Gabel started Stop Smiling when he was nineteen. He got his first advertisers immediately. He got his first investor shortly after that, and he’s been on salary and working three jobs ever since—one with Playboy. And here I was, thirty years old, bartending two nights a week and living on school loans. And I was hungover. “I’m a piece of shit,” I thought.
But then this funny thing happened. … The brilliant motherfucker basically told me how to start a self-sustaining magazine. I stopped thinking about my faults then, boy. I started thinking about how I was going to do what Gabel had done sixteen years ago. I was going to start a magazine.

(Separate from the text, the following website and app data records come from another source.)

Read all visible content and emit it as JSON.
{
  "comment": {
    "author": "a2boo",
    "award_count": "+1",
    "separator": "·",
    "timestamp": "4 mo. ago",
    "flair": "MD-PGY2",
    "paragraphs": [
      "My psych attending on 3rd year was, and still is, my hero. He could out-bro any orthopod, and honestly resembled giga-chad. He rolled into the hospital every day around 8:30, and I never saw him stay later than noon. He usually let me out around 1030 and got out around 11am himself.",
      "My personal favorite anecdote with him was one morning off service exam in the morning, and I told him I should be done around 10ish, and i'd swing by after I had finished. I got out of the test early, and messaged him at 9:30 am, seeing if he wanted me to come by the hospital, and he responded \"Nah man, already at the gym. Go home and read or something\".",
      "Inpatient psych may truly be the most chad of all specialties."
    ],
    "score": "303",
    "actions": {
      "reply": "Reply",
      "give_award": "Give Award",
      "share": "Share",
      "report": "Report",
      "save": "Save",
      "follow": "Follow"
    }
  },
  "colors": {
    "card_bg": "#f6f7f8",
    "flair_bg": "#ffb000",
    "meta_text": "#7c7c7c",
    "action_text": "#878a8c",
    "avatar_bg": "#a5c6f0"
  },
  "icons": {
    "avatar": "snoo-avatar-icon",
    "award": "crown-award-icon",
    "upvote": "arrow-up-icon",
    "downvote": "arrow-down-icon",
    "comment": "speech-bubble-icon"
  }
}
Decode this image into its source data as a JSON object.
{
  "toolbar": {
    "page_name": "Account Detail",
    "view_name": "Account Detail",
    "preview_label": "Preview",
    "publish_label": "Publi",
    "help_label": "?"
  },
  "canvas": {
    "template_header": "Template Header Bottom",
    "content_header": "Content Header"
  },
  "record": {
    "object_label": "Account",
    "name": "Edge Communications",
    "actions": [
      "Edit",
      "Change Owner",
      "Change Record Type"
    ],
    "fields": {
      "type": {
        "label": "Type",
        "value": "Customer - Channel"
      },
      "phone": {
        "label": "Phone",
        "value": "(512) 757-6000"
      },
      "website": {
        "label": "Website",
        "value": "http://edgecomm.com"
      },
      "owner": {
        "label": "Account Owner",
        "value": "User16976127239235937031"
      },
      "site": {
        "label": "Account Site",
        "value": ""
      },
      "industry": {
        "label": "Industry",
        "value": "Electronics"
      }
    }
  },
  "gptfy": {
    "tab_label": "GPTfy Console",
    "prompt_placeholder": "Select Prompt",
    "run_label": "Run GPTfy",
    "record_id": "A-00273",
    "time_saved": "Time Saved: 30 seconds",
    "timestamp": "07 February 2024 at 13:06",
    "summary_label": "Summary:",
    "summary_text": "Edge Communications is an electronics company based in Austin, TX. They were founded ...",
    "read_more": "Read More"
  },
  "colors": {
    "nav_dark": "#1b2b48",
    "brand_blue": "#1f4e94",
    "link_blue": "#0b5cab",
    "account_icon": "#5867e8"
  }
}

My high school English teacher … always called me Phineas, referring to a character in John Knowles’ novel A Separate Peace who was a nonconformist, constantly refusing to follow rules and regulations, doing stupid shit like wearing his tie on his head, and organizing a group called the Summer Suicide Society.
There’s another Phineas out there, as well. At 4:30 in the afternoon on September 13, 1848, a twenty-five year-old foreman named Phineas Gage was preparing a roadbed for the Rutland & Burlington Railroad in the forest near Cavendish, Vermont, when the accidental explosion of a charge he had set blew his tamping iron through his head. The tamping iron was 3’7” long and weighed approximately thirteen pounds. It entered on the left side of Gage’s face, under the cheekbone, demolished his left eye, and exploded out of the top of his skull before flying into the air and landing in the woods a good eighty feet away.
The most absurd part of this story is the fact that Gage not only survived, but also didn’t lose consciousness. He was speaking within a few minutes of his accident. … The thing is, however, that when Phineas was strong enough to return to work, the contractors who had employed him wouldn’t take him back because his personality had changed drastically. … Gage, in effect, reverted to savage-hood.
I want the Handshake Media Project to be our tamping iron. I want it to enter our faces, demolish our eyes, and explode out of the top of our skulls before flying into the air and landing in the woods eighty feet away. I don’t want it to turn us all into a bunch of emotionally-explosive, verbally-abusive assholes, necessarily, but I do want it to be a catalyst for change. I want it to change the way we think about things. The way we think about each other.
Phineas Gage, with tamping iron